3 Glute-Strengthening Exercises to Try if You're Sick of Squats
If you've been doing what you can to get some exercise at home these past few months, you're doing a good thing. A regular exercise routine is a healthy, stress-busting way to cope with the times, as well as the key to keeping your body feeling strong, stable, and pain-free. Making sure to move and activate key muscles every day in some capacity is especially important for people who have to sit for long periods of time—aka anyone with a desk job. And one of the most important muscle groups not to neglect is the glutes (yep, your booty is made up of several glute muscles that all work together and deserve regular attention).
"Glutes help to control the axis point of the body: our hips," explains Jennifer Esquer, PT, DPT, a physical therapist, influencer, and creator of The Mobility Method and The Optimal Body. "To move better through our hips, we need strong, active glutes." Because this set of muscles is so structurally essential, weak glutes—most commonly resulting from inactivity, poor posture, and sitting for prolonged periods without breaks—can be detrimental for several reasons. Essentially, when the glutes aren't properly strong enough—or in some cases, kind of turn off—other muscle groups step in to compensate. That sounds nice of them, but unfortunately, it starts to do more harm than good.
"It's very common for the low back, quadriceps, or hip flexors to start taking over when the glutes haven't been given enough love to really activate," Esquer says. "If you're feeling more tension and pressure through the front of your legs and hips, and also in the low back, it might be time for some more glute strengthening exercises." But even if you're not experiencing pain or weakness in these areas, keeping your glutes in good shape is a great way to prevent it down the line and stay strong every day.
Esquer takes us through three great glute exercises besides squats that you can do at home—the only equipment you technically need is a sturdy chair and a mat if you're dealing with a hard floor.
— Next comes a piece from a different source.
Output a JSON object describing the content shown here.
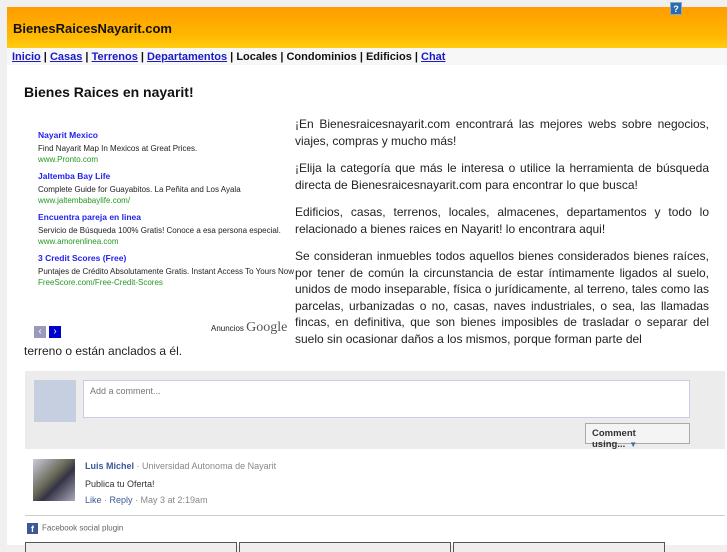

These moves are low impact and easy on the knees so you can feel safe while working through them. Get the step-by-step instructions below, then watch Esquer's demo video above for visual cues and tips on proper form.